Nadia Idle and Alex Nunns’ new book, Tweets from Tahrir: Egypt’s Revolution As It Unfolded, provides us all with an important first hand view of this movement as it blossomed in Egypt from January 25th through February 12. Using – with permission –running accounts from twitter, the authors are able to trace the movement in the streets in the words of key activists who were there, organizing, strategizing, being surprised by successes and beaten by Mubarak’s thugs.
|By: watertiger Monday November 8, 2010 8:00 pm|
Even Charlie Sheen is embarrassed by the White House communications team.
|By: Gregg Levine Thursday September 16, 2010 7:00 am|
Joe Biden is your cable provider screaming that they are better than the phone company, and you know they are better than the phone company, and if you don’t know that, no matter what your experience, then it is your problem, you fucking idiot.

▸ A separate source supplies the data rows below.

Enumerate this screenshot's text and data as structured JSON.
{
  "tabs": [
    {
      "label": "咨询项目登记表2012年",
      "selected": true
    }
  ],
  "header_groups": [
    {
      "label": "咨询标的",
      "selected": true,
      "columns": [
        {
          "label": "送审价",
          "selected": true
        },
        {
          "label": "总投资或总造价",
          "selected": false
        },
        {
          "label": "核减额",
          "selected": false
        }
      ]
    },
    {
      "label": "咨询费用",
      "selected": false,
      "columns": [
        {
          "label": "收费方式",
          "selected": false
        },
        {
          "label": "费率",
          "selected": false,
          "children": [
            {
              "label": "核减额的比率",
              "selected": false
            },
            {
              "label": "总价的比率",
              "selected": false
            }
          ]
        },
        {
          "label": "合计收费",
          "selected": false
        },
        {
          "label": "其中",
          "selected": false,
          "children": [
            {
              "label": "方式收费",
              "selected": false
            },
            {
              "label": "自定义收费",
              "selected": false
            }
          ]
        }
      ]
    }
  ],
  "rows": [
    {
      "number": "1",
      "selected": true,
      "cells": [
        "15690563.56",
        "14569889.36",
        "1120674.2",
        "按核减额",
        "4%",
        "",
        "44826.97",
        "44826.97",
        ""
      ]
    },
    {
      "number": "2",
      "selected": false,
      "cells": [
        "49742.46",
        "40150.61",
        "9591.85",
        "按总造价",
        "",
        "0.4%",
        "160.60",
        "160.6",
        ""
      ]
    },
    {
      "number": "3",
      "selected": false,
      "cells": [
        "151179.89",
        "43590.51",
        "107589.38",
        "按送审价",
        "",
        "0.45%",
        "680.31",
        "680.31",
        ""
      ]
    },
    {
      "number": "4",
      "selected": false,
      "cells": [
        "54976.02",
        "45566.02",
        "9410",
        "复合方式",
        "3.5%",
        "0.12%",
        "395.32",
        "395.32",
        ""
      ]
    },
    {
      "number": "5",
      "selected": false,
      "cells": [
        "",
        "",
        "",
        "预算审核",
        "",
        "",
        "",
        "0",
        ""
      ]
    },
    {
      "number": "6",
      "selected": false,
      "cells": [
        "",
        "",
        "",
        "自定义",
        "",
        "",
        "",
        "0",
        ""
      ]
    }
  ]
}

|By: Jason Rosenbaum Thursday July 15, 2010 6:00 am|
I got a call yesterday from a telecommunications lobbyist who had an interesting and very plausible theory regarding the handling of the decision on net neutrality: What if Julius Genachowski, chairman of the FCC, is simply running out the clock?
|By: Josh Nelson Sunday June 20, 2010 2:00 pm|
Writing on his blog last fall, the NYT’s Paul Krugman remarked, “I trust Joe Romm on Climate.” I agree with Mr. Krugman: when it comes to climate change — whether you are interested in either the science or the politics — Joe Romm’s Climate Progress blog is the single best source of information on the web. He’s blunt, extremely knowledgeable and solutions-oriented, a rare combination of attributes that leave him particularly well-suited to cover the scientific and political context of climate and energy policy.